Instructions to follow | Word for word, repeat every record.

Given entries |
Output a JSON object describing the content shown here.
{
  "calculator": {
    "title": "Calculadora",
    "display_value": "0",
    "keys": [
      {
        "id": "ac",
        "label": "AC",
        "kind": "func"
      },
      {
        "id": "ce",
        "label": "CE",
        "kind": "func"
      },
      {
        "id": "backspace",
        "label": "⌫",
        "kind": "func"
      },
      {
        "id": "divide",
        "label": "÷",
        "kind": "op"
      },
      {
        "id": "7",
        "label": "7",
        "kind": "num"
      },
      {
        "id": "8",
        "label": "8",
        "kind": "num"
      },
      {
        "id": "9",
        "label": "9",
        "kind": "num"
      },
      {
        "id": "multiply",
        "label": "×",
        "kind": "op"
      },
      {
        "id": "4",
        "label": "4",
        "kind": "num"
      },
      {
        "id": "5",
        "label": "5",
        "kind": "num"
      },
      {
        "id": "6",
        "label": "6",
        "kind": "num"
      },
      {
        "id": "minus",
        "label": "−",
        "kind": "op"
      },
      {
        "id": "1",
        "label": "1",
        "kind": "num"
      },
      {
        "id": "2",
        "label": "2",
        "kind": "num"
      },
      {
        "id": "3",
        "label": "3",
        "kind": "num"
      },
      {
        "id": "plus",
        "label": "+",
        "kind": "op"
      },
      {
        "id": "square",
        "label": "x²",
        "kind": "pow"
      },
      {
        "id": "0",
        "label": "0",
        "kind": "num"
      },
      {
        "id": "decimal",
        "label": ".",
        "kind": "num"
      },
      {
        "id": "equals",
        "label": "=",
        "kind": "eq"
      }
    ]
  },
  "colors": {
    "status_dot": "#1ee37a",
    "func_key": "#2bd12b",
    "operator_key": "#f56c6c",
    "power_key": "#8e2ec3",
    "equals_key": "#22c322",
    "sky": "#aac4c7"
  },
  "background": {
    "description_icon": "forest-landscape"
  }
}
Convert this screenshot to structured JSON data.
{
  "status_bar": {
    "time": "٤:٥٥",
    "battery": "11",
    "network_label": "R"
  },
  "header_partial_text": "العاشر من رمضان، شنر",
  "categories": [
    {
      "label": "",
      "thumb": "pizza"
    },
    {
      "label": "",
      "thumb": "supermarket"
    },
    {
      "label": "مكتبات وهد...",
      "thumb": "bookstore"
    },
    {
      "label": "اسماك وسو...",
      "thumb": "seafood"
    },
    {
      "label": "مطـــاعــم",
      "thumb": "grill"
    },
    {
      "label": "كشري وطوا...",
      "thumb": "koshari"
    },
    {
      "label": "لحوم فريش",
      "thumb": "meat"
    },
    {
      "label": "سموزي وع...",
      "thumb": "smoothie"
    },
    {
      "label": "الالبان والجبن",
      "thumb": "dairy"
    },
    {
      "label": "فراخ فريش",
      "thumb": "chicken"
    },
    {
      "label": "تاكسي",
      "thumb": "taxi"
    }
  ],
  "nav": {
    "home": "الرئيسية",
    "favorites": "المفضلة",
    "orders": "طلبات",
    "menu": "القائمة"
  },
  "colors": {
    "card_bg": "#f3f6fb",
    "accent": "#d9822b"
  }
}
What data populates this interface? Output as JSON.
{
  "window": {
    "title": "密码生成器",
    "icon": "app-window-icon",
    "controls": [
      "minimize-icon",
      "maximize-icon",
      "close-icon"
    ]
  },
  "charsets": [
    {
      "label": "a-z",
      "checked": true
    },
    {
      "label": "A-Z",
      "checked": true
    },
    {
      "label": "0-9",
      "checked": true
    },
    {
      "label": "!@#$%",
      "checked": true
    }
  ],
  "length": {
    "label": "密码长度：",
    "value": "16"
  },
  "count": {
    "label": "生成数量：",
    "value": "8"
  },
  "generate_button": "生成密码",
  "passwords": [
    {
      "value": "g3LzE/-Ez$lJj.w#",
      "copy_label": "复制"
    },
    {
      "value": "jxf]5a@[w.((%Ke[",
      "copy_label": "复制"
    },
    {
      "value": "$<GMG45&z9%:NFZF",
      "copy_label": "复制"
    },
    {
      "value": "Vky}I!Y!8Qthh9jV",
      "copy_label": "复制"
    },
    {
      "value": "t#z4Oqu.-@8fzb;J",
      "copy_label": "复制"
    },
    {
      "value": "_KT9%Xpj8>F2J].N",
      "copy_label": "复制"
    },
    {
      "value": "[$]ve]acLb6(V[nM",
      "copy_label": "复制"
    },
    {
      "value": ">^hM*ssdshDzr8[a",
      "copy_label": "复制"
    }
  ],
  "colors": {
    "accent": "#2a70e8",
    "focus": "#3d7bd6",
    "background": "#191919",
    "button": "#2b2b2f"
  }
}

Task response |
Output a JSON object describing the content shown here.
{
  "calculator": {
    "title": "Calculadora",
    "display_value": "0",
    "keys": [
      {
        "id": "ac",
        "label": "AC",
        "kind": "func"
      },
      {
        "id": "ce",
        "label": "CE",
        "kind": "func"
      },
      {
        "id": "backspace",
        "label": "⌫",
        "kind": "func"
      },
      {
        "id": "divide",
        "label": "÷",
        "kind": "op"
      },
      {
        "id": "7",
        "label": "7",
        "kind": "num"
      },
      {
        "id": "8",
        "label": "8",
        "kind": "num"
      },
      {
        "id": "9",
        "label": "9",
        "kind": "num"
      },
      {
        "id": "multiply",
        "label": "×",
        "kind": "op"
      },
      {
        "id": "4",
        "label": "4",
        "kind": "num"
      },
      {
        "id": "5",
        "label": "5",
        "kind": "num"
      },
      {
        "id": "6",
        "label": "6",
        "kind": "num"
      },
      {
        "id": "minus",
        "label": "−",
        "kind": "op"
      },
      {
        "id": "1",
        "label": "1",
        "kind": "num"
      },
      {
        "id": "2",
        "label": "2",
        "kind": "num"
      },
      {
        "id": "3",
        "label": "3",
        "kind": "num"
      },
      {
        "id": "plus",
        "label": "+",
        "kind": "op"
      },
      {
        "id": "square",
        "label": "x²",
        "kind": "pow"
      },
      {
        "id": "0",
        "label": "0",
        "kind": "num"
      },
      {
        "id": "decimal",
        "label": ".",
        "kind": "num"
      },
      {
        "id": "equals",
        "label": "=",
        "kind": "eq"
      }
    ]
  },
  "colors": {
    "status_dot": "#1ee37a",
    "func_key": "#2bd12b",
    "operator_key": "#f56c6c",
    "power_key": "#8e2ec3",
    "equals_key": "#22c322",
    "sky": "#aac4c7"
  },
  "background": {
    "description_icon": "forest-landscape"
  }
}
Convert this screenshot to structured JSON data.
{
  "status_bar": {
    "time": "٤:٥٥",
    "battery": "11",
    "network_label": "R"
  },
  "header_partial_text": "العاشر من رمضان، شنر",
  "categories": [
    {
      "label": "",
      "thumb": "pizza"
    },
    {
      "label": "",
      "thumb": "supermarket"
    },
    {
      "label": "مكتبات وهد...",
      "thumb": "bookstore"
    },
    {
      "label": "اسماك وسو...",
      "thumb": "seafood"
    },
    {
      "label": "مطـــاعــم",
      "thumb": "grill"
    },
    {
      "label": "كشري وطوا...",
      "thumb": "koshari"
    },
    {
      "label": "لحوم فريش",
      "thumb": "meat"
    },
    {
      "label": "سموزي وع...",
      "thumb": "smoothie"
    },
    {
      "label": "الالبان والجبن",
      "thumb": "dairy"
    },
    {
      "label": "فراخ فريش",
      "thumb": "chicken"
    },
    {
      "label": "تاكسي",
      "thumb": "taxi"
    }
  ],
  "nav": {
    "home": "الرئيسية",
    "favorites": "المفضلة",
    "orders": "طلبات",
    "menu": "القائمة"
  },
  "colors": {
    "card_bg": "#f3f6fb",
    "accent": "#d9822b"
  }
}
What data populates this interface? Output as JSON.
{
  "window": {
    "title": "密码生成器",
    "icon": "app-window-icon",
    "controls": [
      "minimize-icon",
      "maximize-icon",
      "close-icon"
    ]
  },
  "charsets": [
    {
      "label": "a-z",
      "checked": true
    },
    {
      "label": "A-Z",
      "checked": true
    },
    {
      "label": "0-9",
      "checked": true
    },
    {
      "label": "!@#$%",
      "checked": true
    }
  ],
  "length": {
    "label": "密码长度：",
    "value": "16"
  },
  "count": {
    "label": "生成数量：",
    "value": "8"
  },
  "generate_button": "生成密码",
  "passwords": [
    {
      "value": "g3LzE/-Ez$lJj.w#",
      "copy_label": "复制"
    },
    {
      "value": "jxf]5a@[w.((%Ke[",
      "copy_label": "复制"
    },
    {
      "value": "$<GMG45&z9%:NFZF",
      "copy_label": "复制"
    },
    {
      "value": "Vky}I!Y!8Qthh9jV",
      "copy_label": "复制"
    },
    {
      "value": "t#z4Oqu.-@8fzb;J",
      "copy_label": "复制"
    },
    {
      "value": "_KT9%Xpj8>F2J].N",
      "copy_label": "复制"
    },
    {
      "value": "[$]ve]acLb6(V[nM",
      "copy_label": "复制"
    },
    {
      "value": ">^hM*ssdshDzr8[a",
      "copy_label": "复制"
    }
  ],
  "colors": {
    "accent": "#2a70e8",
    "focus": "#3d7bd6",
    "background": "#191919",
    "button": "#2b2b2f"
  }
}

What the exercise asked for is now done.